TASK INSTRUCTIONS
Write out every line below that contains "this".

(Records from a data collection)

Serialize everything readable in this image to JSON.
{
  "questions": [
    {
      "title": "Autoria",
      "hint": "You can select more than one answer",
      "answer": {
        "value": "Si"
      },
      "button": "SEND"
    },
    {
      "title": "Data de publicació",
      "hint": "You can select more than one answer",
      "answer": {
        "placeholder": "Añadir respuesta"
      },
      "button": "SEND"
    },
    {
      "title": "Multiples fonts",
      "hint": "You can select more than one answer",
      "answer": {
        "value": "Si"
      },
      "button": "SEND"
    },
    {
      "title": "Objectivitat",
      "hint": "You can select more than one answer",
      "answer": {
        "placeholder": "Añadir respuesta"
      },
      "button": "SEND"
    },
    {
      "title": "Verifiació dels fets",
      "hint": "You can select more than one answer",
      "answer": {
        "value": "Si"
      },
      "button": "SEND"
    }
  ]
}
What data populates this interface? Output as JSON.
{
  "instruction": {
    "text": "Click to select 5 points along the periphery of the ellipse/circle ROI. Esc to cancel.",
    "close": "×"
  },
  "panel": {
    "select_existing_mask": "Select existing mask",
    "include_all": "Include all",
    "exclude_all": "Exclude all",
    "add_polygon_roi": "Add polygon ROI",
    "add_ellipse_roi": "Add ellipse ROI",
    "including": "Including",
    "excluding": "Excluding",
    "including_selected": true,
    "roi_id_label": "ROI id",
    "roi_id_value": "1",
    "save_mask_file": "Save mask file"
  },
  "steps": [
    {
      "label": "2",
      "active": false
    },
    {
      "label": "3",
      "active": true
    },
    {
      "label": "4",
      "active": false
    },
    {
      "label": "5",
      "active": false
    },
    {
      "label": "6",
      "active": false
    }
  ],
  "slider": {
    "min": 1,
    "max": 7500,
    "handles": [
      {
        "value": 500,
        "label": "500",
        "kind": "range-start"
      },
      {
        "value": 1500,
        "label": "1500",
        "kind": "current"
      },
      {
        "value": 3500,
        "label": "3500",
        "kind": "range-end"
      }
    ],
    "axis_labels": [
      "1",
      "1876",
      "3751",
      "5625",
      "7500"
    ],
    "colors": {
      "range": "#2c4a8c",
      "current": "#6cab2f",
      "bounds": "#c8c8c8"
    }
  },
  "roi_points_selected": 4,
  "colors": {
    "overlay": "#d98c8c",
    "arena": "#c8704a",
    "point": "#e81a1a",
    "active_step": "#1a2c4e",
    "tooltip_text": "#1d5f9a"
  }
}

ANSWER SPACE
Serialize everything readable in this image to JSON.
What data populates this interface? Output as JSON.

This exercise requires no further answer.